▸ **Required action**
Could you write out all of the data again, word for word?

---

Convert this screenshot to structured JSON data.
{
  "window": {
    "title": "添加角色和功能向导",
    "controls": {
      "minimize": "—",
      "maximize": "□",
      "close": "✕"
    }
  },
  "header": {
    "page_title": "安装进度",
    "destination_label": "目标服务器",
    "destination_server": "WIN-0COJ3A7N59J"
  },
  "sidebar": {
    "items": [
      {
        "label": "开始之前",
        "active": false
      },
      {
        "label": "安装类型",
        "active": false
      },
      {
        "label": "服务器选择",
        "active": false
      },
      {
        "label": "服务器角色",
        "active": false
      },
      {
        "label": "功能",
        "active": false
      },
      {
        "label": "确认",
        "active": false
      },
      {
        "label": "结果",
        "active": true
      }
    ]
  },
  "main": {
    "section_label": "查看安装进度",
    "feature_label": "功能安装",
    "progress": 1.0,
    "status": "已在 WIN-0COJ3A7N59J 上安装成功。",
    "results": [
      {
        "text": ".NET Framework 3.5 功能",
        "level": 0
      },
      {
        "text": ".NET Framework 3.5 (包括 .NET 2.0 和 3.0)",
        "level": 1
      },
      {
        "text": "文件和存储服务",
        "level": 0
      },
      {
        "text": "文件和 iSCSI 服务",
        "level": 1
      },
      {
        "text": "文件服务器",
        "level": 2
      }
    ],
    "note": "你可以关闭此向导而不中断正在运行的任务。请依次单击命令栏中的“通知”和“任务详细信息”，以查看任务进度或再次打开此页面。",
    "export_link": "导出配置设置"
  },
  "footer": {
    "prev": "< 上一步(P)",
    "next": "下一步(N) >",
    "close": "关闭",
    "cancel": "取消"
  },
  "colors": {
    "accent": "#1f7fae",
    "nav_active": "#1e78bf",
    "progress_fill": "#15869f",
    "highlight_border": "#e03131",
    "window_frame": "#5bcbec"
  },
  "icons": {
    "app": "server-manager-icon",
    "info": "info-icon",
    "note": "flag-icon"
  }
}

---

▸ **Exercise solution**
Convert this screenshot to structured JSON data.
{
  "window": {
    "title": "添加角色和功能向导",
    "controls": {
      "minimize": "—",
      "maximize": "□",
      "close": "✕"
    }
  },
  "header": {
    "page_title": "安装进度",
    "destination_label": "目标服务器",
    "destination_server": "WIN-0COJ3A7N59J"
  },
  "sidebar": {
    "items": [
      {
        "label": "开始之前",
        "active": false
      },
      {
        "label": "安装类型",
        "active": false
      },
      {
        "label": "服务器选择",
        "active": false
      },
      {
        "label": "服务器角色",
        "active": false
      },
      {
        "label": "功能",
        "active": false
      },
      {
        "label": "确认",
        "active": false
      },
      {
        "label": "结果",
        "active": true
      }
    ]
  },
  "main": {
    "section_label": "查看安装进度",
    "feature_label": "功能安装",
    "progress": 1.0,
    "status": "已在 WIN-0COJ3A7N59J 上安装成功。",
    "results": [
      {
        "text": ".NET Framework 3.5 功能",
        "level": 0
      },
      {
        "text": ".NET Framework 3.5 (包括 .NET 2.0 和 3.0)",
        "level": 1
      },
      {
        "text": "文件和存储服务",
        "level": 0
      },
      {
        "text": "文件和 iSCSI 服务",
        "level": 1
      },
      {
        "text": "文件服务器",
        "level": 2
      }
    ],
    "note": "你可以关闭此向导而不中断正在运行的任务。请依次单击命令栏中的“通知”和“任务详细信息”，以查看任务进度或再次打开此页面。",
    "export_link": "导出配置设置"
  },
  "footer": {
    "prev": "< 上一步(P)",
    "next": "下一步(N) >",
    "close": "关闭",
    "cancel": "取消"
  },
  "colors": {
    "accent": "#1f7fae",
    "nav_active": "#1e78bf",
    "progress_fill": "#15869f",
    "highlight_border": "#e03131",
    "window_frame": "#5bcbec"
  },
  "icons": {
    "app": "server-manager-icon",
    "info": "info-icon",
    "note": "flag-icon"
  }
}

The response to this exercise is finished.